House “Squad” Members Secure Over $220M in Earmarks Since 2023

The small group of far-left lawmakers in the U.S. House of Representatives, colloquially known as “the Squad,” have managed to secure over $220 million worth of legislative earmarks in spending bills since the beginning of 2023.

As Just The News reports, the “Squad,” which started with just four members after the 2018 elections, has since doubled to eight members. According to data from OpenTheBooks.com, “these eight members have put almost $220 million worth of earmarks into the last two years of congressional spending packages, for causes like environmental justice, diversity, and immigration assistance.”

As each member of Congress is permitted to request up to 15 earmarks per spending bill, the eight members of the Squad combined could technically demand as many as 120 earmarks per bill. Ultimately, 108 earmarks have been crafted by Squad members since the start of fiscal year 2023.

“The first six of 12 bills that will fund the federal government this year contained 6,582 earmarks worth $13.78 billion, split almost evenly down party lines,” OpenTheBooks continues. “In 2023, the 12 bills were stuffed with 7,510 earmarks worth just over $16 billion” the report says.

Earmarks are generally unique provisions requested by individual members for the purpose of funding pet projects in their home districts. Although there was a 10-year period in which earmarks were banned due to concerns of corruption, the practice has since been reinstated in recent years, with members of both parties being complacent.

One such earmark included $850,000 for a community center near “George Floyd Square” in Minneapolis, which is located in the district of Squad member Ilhan Omar (D-Minn.). Omar’s justification for the center is the claim that Floyd’s death, the result of a fentanyl overdose while in police custody in May of 2020, “added to the stress faced by the community and increased the need for support and stability in housing and commerce.”

Another earmark was secured by Alexandria Ocasio-Cortez (D-N.Y.), widely seen as the founding member and leader of the Squad; this provision guaranteed $500,000 for a project called “Queens Oysters,” which aims to build an oyster reef in her district in order to “address long-standing environmental justice inequities facing underrepresented communities in Queens.”
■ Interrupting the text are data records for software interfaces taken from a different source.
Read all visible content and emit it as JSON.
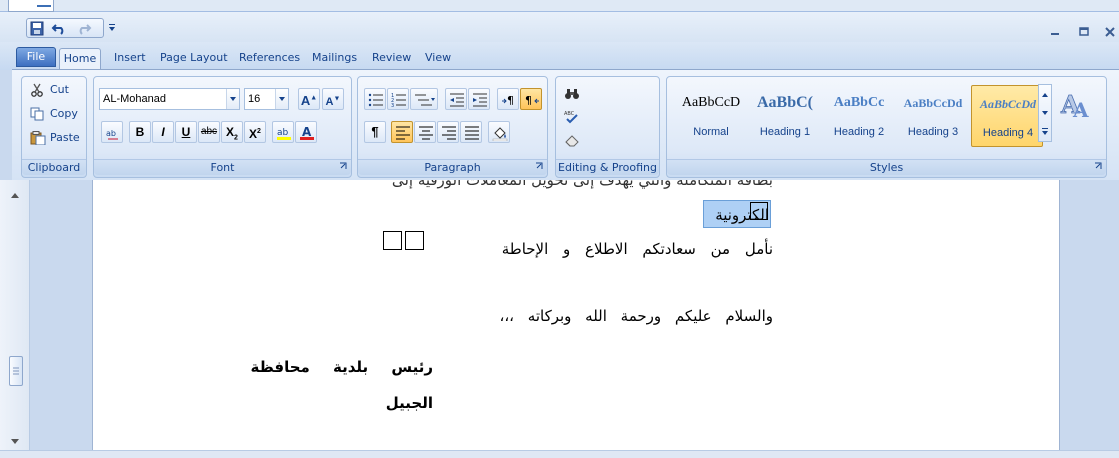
{
  "quick_access": {
    "save_icon": "save-icon",
    "undo_icon": "undo-icon",
    "redo_icon": "redo-icon"
  },
  "tabs": {
    "file": "File",
    "home": "Home",
    "insert": "Insert",
    "page_layout": "Page Layout",
    "references": "References",
    "mailings": "Mailings",
    "review": "Review",
    "view": "View"
  },
  "clipboard": {
    "cut": "Cut",
    "copy": "Copy",
    "paste": "Paste",
    "label": "Clipboard"
  },
  "font": {
    "name": "AL-Mohanad",
    "size": "16",
    "label": "Font"
  },
  "paragraph": {
    "label": "Paragraph"
  },
  "editing": {
    "label": "Editing & Proofing"
  },
  "styles": {
    "label": "Styles",
    "items": [
      {
        "preview": "AaBbCcD",
        "label": "Normal"
      },
      {
        "preview": "AaBbC(",
        "label": "Heading 1"
      },
      {
        "preview": "AaBbCc",
        "label": "Heading 2"
      },
      {
        "preview": "AaBbCcDd",
        "label": "Heading 3"
      },
      {
        "preview": "AaBbCcDd",
        "label": "Heading 4",
        "selected": true
      }
    ]
  },
  "document": {
    "line_top": "بطاقة المتكاملة والتي يهدف إلى تحويل المعاملات الورقية إلى",
    "line_electronic": "الكترونية",
    "line_awaiting": "نأمل من سعادتكم الاطلاع و الإحاطة",
    "line_salam": "والسلام عليكم ورحمة الله وبركاته ،،،",
    "line_head1": "رئيس بلدية محافظة",
    "line_head2": "الجبيل"
  },
  "colors": {
    "ribbon_text": "#15428b",
    "selected_style": "#ffd56b",
    "selection": "#aed0f5"
  }
}
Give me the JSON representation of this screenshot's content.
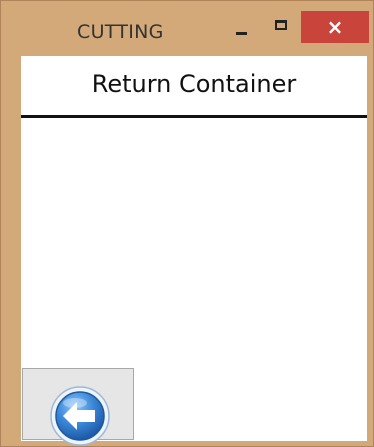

While critics have long maintained that earmarks lead to corruption, with members often seeking to pay back donors or otherwise give special treatment to their districts, others have defended the practice as simply representing their constituents by putting their district first.

Get the news corporate media won't tell you.

Get caught up on today's must read stores!

By submitting your information, you agree to receive exclusive AG+ content, including special promotions, and agree to our Privacy Policy and Terms. By providing your phone number and checking the box to opt in, you are consenting to receive recurring SMS/MMS messages, including automated texts, to that number from my short code. Msg & data rates may apply. Reply HELP for help, STOP to end. SMS opt-in will not be sold, rented, or shared.

About Eric Lendrum

Eric Lendrum graduated from the University of California, Santa Barbara, where he was the Secretary of the College Republicans and the founding chairman of the school’s Young Americans for Freedom chapter. He has interned for Young America’s Foundation, the Heritage Foundation, and the White House, and has worked for numerous campaigns including the 2018 re-election of Congressman Devin Nunes (CA-22). He is currently a co-host of The Right Take podcast.

Photo: WASHINGTON, DC - JULY 26: House Oversight and Government Reform Committee members (L-R) Rep. Alexandria Ocasio-Cortez (D-NY), Rep. Ayanna Pressley (D-MA) and Rep. Rashida Tlaib (D-MI) attend a hearing on drug pricing in the Rayburn House Office building on Capitol Hill July 26, 2019 in Washington, DC. As members of a group of four freshman Democratic women of color, known informally as 'The Squad,' the congresswomen heard testimony from patients and their family members about the negative impacts of rising drug prices in the United States. (Photo by Chip Somodevilla/Getty Images)